[Component data from apps and pages]

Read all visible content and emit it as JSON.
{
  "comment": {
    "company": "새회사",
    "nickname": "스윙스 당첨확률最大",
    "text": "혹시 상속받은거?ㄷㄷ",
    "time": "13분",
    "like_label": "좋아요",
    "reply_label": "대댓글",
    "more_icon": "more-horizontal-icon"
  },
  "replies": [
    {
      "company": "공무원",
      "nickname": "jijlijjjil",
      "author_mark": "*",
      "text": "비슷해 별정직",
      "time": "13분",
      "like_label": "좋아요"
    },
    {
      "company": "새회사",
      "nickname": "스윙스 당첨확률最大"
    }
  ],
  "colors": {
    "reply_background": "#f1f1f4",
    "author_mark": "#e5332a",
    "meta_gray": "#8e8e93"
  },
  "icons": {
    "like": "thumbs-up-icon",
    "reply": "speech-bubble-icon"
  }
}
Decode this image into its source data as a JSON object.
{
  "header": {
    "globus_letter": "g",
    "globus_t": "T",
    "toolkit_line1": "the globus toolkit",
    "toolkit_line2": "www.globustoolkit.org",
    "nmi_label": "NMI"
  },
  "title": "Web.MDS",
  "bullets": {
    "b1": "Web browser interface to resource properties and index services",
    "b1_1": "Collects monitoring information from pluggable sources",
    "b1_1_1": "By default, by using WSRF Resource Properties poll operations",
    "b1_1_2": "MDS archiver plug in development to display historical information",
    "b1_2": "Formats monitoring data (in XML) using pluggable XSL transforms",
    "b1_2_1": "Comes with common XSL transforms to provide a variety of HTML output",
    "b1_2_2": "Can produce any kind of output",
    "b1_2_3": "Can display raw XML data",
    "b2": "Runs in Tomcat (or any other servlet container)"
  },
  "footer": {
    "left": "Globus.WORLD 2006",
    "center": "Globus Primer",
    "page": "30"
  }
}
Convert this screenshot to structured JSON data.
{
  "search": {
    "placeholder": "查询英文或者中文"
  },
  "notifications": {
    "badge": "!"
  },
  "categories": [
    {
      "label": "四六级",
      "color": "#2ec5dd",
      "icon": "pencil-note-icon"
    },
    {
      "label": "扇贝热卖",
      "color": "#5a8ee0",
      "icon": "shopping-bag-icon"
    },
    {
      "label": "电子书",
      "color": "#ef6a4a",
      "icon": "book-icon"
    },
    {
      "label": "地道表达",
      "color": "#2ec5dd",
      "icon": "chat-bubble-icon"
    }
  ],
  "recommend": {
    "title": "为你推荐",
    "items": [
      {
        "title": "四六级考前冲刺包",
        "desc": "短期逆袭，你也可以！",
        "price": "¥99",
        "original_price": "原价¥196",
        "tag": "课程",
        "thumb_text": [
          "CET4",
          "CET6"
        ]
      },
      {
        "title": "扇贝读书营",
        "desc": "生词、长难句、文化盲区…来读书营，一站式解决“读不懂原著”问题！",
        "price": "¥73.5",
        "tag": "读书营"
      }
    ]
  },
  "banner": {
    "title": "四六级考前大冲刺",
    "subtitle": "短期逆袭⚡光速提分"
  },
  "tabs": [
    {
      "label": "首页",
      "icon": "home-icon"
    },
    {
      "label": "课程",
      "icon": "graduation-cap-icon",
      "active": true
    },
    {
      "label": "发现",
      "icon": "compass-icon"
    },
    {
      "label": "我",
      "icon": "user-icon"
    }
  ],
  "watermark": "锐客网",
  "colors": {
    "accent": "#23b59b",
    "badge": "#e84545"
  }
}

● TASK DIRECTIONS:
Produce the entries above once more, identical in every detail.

● RESULT BELOW:
Read all visible content and emit it as JSON.
{
  "comment": {
    "company": "새회사",
    "nickname": "스윙스 당첨확률最大",
    "text": "혹시 상속받은거?ㄷㄷ",
    "time": "13분",
    "like_label": "좋아요",
    "reply_label": "대댓글",
    "more_icon": "more-horizontal-icon"
  },
  "replies": [
    {
      "company": "공무원",
      "nickname": "jijlijjjil",
      "author_mark": "*",
      "text": "비슷해 별정직",
      "time": "13분",
      "like_label": "좋아요"
    },
    {
      "company": "새회사",
      "nickname": "스윙스 당첨확률最大"
    }
  ],
  "colors": {
    "reply_background": "#f1f1f4",
    "author_mark": "#e5332a",
    "meta_gray": "#8e8e93"
  },
  "icons": {
    "like": "thumbs-up-icon",
    "reply": "speech-bubble-icon"
  }
}
Decode this image into its source data as a JSON object.
{
  "header": {
    "globus_letter": "g",
    "globus_t": "T",
    "toolkit_line1": "the globus toolkit",
    "toolkit_line2": "www.globustoolkit.org",
    "nmi_label": "NMI"
  },
  "title": "Web.MDS",
  "bullets": {
    "b1": "Web browser interface to resource properties and index services",
    "b1_1": "Collects monitoring information from pluggable sources",
    "b1_1_1": "By default, by using WSRF Resource Properties poll operations",
    "b1_1_2": "MDS archiver plug in development to display historical information",
    "b1_2": "Formats monitoring data (in XML) using pluggable XSL transforms",
    "b1_2_1": "Comes with common XSL transforms to provide a variety of HTML output",
    "b1_2_2": "Can produce any kind of output",
    "b1_2_3": "Can display raw XML data",
    "b2": "Runs in Tomcat (or any other servlet container)"
  },
  "footer": {
    "left": "Globus.WORLD 2006",
    "center": "Globus Primer",
    "page": "30"
  }
}
Convert this screenshot to structured JSON data.
{
  "search": {
    "placeholder": "查询英文或者中文"
  },
  "notifications": {
    "badge": "!"
  },
  "categories": [
    {
      "label": "四六级",
      "color": "#2ec5dd",
      "icon": "pencil-note-icon"
    },
    {
      "label": "扇贝热卖",
      "color": "#5a8ee0",
      "icon": "shopping-bag-icon"
    },
    {
      "label": "电子书",
      "color": "#ef6a4a",
      "icon": "book-icon"
    },
    {
      "label": "地道表达",
      "color": "#2ec5dd",
      "icon": "chat-bubble-icon"
    }
  ],
  "recommend": {
    "title": "为你推荐",
    "items": [
      {
        "title": "四六级考前冲刺包",
        "desc": "短期逆袭，你也可以！",
        "price": "¥99",
        "original_price": "原价¥196",
        "tag": "课程",
        "thumb_text": [
          "CET4",
          "CET6"
        ]
      },
      {
        "title": "扇贝读书营",
        "desc": "生词、长难句、文化盲区…来读书营，一站式解决“读不懂原著”问题！",
        "price": "¥73.5",
        "tag": "读书营"
      }
    ]
  },
  "banner": {
    "title": "四六级考前大冲刺",
    "subtitle": "短期逆袭⚡光速提分"
  },
  "tabs": [
    {
      "label": "首页",
      "icon": "home-icon"
    },
    {
      "label": "课程",
      "icon": "graduation-cap-icon",
      "active": true
    },
    {
      "label": "发现",
      "icon": "compass-icon"
    },
    {
      "label": "我",
      "icon": "user-icon"
    }
  ],
  "watermark": "锐客网",
  "colors": {
    "accent": "#23b59b",
    "badge": "#e84545"
  }
}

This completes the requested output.